THE RECORDS.
--------------------------------------------------

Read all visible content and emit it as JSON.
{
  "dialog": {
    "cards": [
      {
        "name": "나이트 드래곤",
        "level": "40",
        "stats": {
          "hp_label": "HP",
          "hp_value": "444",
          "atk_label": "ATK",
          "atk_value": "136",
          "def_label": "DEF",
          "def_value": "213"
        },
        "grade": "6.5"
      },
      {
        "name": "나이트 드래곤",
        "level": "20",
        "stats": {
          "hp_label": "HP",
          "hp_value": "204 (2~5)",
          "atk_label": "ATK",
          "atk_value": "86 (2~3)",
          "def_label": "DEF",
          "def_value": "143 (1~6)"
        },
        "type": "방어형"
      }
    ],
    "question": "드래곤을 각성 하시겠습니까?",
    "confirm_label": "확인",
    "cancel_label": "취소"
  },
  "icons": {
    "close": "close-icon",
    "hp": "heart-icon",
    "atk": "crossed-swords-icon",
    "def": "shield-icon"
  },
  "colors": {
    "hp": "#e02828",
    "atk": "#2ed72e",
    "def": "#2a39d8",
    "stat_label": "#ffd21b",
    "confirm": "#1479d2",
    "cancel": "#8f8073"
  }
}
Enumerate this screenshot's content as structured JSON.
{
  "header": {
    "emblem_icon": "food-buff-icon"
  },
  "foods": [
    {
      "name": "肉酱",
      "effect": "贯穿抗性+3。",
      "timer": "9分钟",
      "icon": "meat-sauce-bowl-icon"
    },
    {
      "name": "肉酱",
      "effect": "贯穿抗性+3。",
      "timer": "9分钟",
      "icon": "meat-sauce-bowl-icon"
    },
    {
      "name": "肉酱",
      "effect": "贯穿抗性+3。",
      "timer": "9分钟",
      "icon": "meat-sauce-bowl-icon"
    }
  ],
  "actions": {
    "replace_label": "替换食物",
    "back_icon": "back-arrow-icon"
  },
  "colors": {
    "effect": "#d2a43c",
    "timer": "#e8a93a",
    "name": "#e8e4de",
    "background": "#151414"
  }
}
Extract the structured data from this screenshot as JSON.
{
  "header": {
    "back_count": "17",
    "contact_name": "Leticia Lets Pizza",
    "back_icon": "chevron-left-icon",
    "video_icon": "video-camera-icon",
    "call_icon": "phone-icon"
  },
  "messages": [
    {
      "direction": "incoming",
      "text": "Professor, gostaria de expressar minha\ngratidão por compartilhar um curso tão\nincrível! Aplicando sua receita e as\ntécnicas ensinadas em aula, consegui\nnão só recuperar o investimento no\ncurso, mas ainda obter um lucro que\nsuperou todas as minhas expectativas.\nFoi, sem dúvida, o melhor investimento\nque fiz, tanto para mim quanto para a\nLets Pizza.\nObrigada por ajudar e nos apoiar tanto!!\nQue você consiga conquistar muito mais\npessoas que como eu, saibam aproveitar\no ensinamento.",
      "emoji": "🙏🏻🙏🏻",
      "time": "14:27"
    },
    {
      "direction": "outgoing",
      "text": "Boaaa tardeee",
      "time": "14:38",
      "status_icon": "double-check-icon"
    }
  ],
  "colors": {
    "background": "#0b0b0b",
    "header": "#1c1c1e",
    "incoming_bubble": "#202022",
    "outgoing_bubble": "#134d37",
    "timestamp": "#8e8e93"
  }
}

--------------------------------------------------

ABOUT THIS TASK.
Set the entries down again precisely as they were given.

RESULT.
Read all visible content and emit it as JSON.
{
  "dialog": {
    "cards": [
      {
        "name": "나이트 드래곤",
        "level": "40",
        "stats": {
          "hp_label": "HP",
          "hp_value": "444",
          "atk_label": "ATK",
          "atk_value": "136",
          "def_label": "DEF",
          "def_value": "213"
        },
        "grade": "6.5"
      },
      {
        "name": "나이트 드래곤",
        "level": "20",
        "stats": {
          "hp_label": "HP",
          "hp_value": "204 (2~5)",
          "atk_label": "ATK",
          "atk_value": "86 (2~3)",
          "def_label": "DEF",
          "def_value": "143 (1~6)"
        },
        "type": "방어형"
      }
    ],
    "question": "드래곤을 각성 하시겠습니까?",
    "confirm_label": "확인",
    "cancel_label": "취소"
  },
  "icons": {
    "close": "close-icon",
    "hp": "heart-icon",
    "atk": "crossed-swords-icon",
    "def": "shield-icon"
  },
  "colors": {
    "hp": "#e02828",
    "atk": "#2ed72e",
    "def": "#2a39d8",
    "stat_label": "#ffd21b",
    "confirm": "#1479d2",
    "cancel": "#8f8073"
  }
}
Enumerate this screenshot's content as structured JSON.
{
  "header": {
    "emblem_icon": "food-buff-icon"
  },
  "foods": [
    {
      "name": "肉酱",
      "effect": "贯穿抗性+3。",
      "timer": "9分钟",
      "icon": "meat-sauce-bowl-icon"
    },
    {
      "name": "肉酱",
      "effect": "贯穿抗性+3。",
      "timer": "9分钟",
      "icon": "meat-sauce-bowl-icon"
    },
    {
      "name": "肉酱",
      "effect": "贯穿抗性+3。",
      "timer": "9分钟",
      "icon": "meat-sauce-bowl-icon"
    }
  ],
  "actions": {
    "replace_label": "替换食物",
    "back_icon": "back-arrow-icon"
  },
  "colors": {
    "effect": "#d2a43c",
    "timer": "#e8a93a",
    "name": "#e8e4de",
    "background": "#151414"
  }
}
Extract the structured data from this screenshot as JSON.
{
  "header": {
    "back_count": "17",
    "contact_name": "Leticia Lets Pizza",
    "back_icon": "chevron-left-icon",
    "video_icon": "video-camera-icon",
    "call_icon": "phone-icon"
  },
  "messages": [
    {
      "direction": "incoming",
      "text": "Professor, gostaria de expressar minha\ngratidão por compartilhar um curso tão\nincrível! Aplicando sua receita e as\ntécnicas ensinadas em aula, consegui\nnão só recuperar o investimento no\ncurso, mas ainda obter um lucro que\nsuperou todas as minhas expectativas.\nFoi, sem dúvida, o melhor investimento\nque fiz, tanto para mim quanto para a\nLets Pizza.\nObrigada por ajudar e nos apoiar tanto!!\nQue você consiga conquistar muito mais\npessoas que como eu, saibam aproveitar\no ensinamento.",
      "emoji": "🙏🏻🙏🏻",
      "time": "14:27"
    },
    {
      "direction": "outgoing",
      "text": "Boaaa tardeee",
      "time": "14:38",
      "status_icon": "double-check-icon"
    }
  ],
  "colors": {
    "background": "#0b0b0b",
    "header": "#1c1c1e",
    "incoming_bubble": "#202022",
    "outgoing_bubble": "#134d37",
    "timestamp": "#8e8e93"
  }
}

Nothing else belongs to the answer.